Other projected quotas include 25,000 for East Asia, 3,500 for Latin America and the Caribbean and 3,000 for Africa.
In fiscal 1988, as emigration from the Soviet Union began to climb, the combined quota for the Soviet Union and Eastern Europe was 15,000.
(Please See U.S., Page 7A)
FAMILY CELEBRATION: David Dinkins (left) is joined by his father, William Dinkins, in celebrating his victory over New York Mayor Edward I. Koch. For the story and other key elections around the country, please see Page 2A.Congressman Asks Watkins To Explain
By BUDDY WALLER Staff Writer
dosing the Savant uh River Site’s naval Fuel Materials Facility leaves the U.S. Department of Energy open to harsh criticism, U.S. hep. Butler Derrick, D-S.C., said Tuesday in a letter to Energy Secretary James D. Watkins.
On Sept. 7, DOE announced that it will close FMF because demand for fuel for the Navy’s nuclear vessels no longer requires the unit’s operation.
In his letter to Watkins, Derrick said, “If this announcement raises questions in my mind, it practically begs the media and congressional oversight committees to maul the Department of Energy again.”
FMF, built at a cost of $176 million, began production last year. The only other facility producing fuel for the Navy is the 34-year-old Nuclear Fuel Services Inc. plant in Erwin, Term., which has a
history of labor and environmental problems.

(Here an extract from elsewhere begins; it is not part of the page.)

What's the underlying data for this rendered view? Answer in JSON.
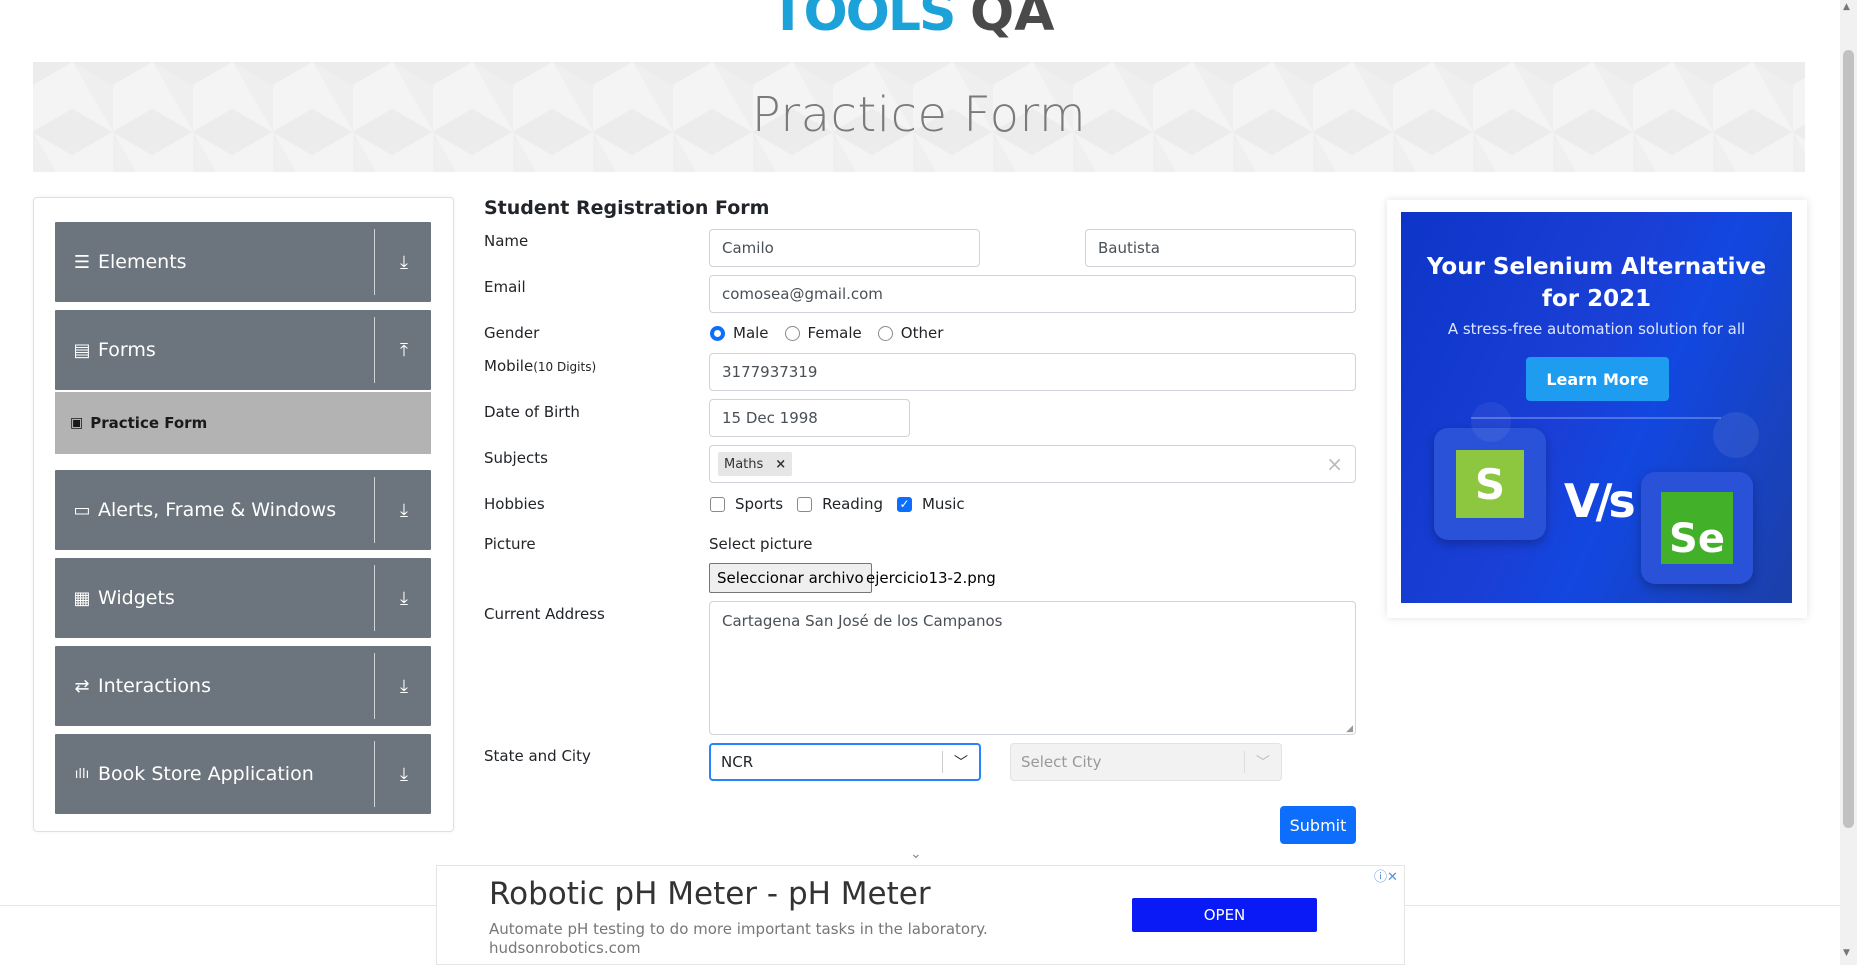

Among other troubles, the Erwin plant was found in the 1970s to be missing uranium, which is assumed to have escaped into the environment. Congress was told recently that the plant also has contaminated the water supply with uranium.
“It is not apparent to me why the Department of Energy would choose to operate an old naval fuel facility that has experienced operational difficulties instead of using the $176 million, newly finished SRS facility,” Derrick wrote.
He added, “Speculation has it that the Savannah River Site naval fuel production facility has experienced operational difficulties resulting from design flaws.”
In a telephone interview from his office Tuesday, Derrick said he does not have concrete proof of such design shortcomings.
The New York Times reported Sept. 9 that an aide to a U.S. Senate committee that oversees DOE said the department cut corners in building FMF.
The Times added that the source said FMF is highly vulnerable to earthquakes.
(Please See DERRICK, Page 7A)
WATERY RESCUE: Ricky Swilling, a Southern Bell employee, carries Mattie Kinney from her job at Quick As A Wink cleaners after heavy rain flooded streets in
Staff Photo By Scott Webster
Aiken last night. As an indication of the flooding, notice how high the water has risen against the car at right. No major problems were reported from the storm.